MATERIAL SUPPLIED —
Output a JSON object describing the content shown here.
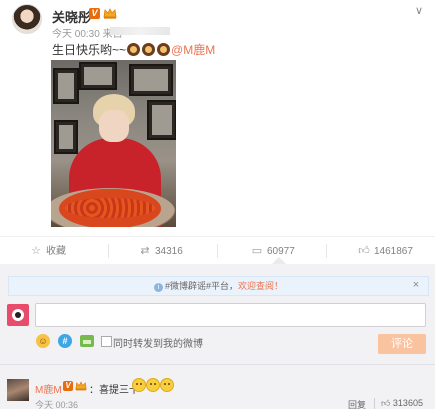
{
  "post": {
    "author": "关晓彤",
    "v_badge": "V",
    "time": "今天 00:30 来自",
    "text_prefix": "生日快乐哟~~",
    "mention": "@M鹿M",
    "more_icon": "chevron-down-icon"
  },
  "actions": {
    "favorite_label": "收藏",
    "repost_count": "34316",
    "comment_count": "60977",
    "like_count": "1461867"
  },
  "comment_box": {
    "notice_prefix": "#微博辟谣#平台，",
    "notice_highlight": "欢迎查阅！",
    "notice_close": "×",
    "repost_label": "同时转发到我的微博",
    "submit_label": "评论",
    "emoji_icon": "☺",
    "topic_icon": "#"
  },
  "reply": {
    "name": "M鹿M",
    "v_badge": "V",
    "text": "：喜提三十",
    "time": "今天 00:36",
    "reply_label": "回复",
    "like_count": "313605"
  },
  "colors": {
    "accent_orange": "#eb7350",
    "verified_orange": "#e86b0c",
    "comment_bg": "#f2f2f5"
  }
}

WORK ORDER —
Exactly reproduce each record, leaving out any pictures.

PROBLEM SOLUTION —
Output a JSON object describing the content shown here.
{
  "post": {
    "author": "关晓彤",
    "v_badge": "V",
    "time": "今天 00:30 来自",
    "text_prefix": "生日快乐哟~~",
    "mention": "@M鹿M",
    "more_icon": "chevron-down-icon"
  },
  "actions": {
    "favorite_label": "收藏",
    "repost_count": "34316",
    "comment_count": "60977",
    "like_count": "1461867"
  },
  "comment_box": {
    "notice_prefix": "#微博辟谣#平台，",
    "notice_highlight": "欢迎查阅！",
    "notice_close": "×",
    "repost_label": "同时转发到我的微博",
    "submit_label": "评论",
    "emoji_icon": "☺",
    "topic_icon": "#"
  },
  "reply": {
    "name": "M鹿M",
    "v_badge": "V",
    "text": "：喜提三十",
    "time": "今天 00:36",
    "reply_label": "回复",
    "like_count": "313605"
  },
  "colors": {
    "accent_orange": "#eb7350",
    "verified_orange": "#e86b0c",
    "comment_bg": "#f2f2f5"
  }
}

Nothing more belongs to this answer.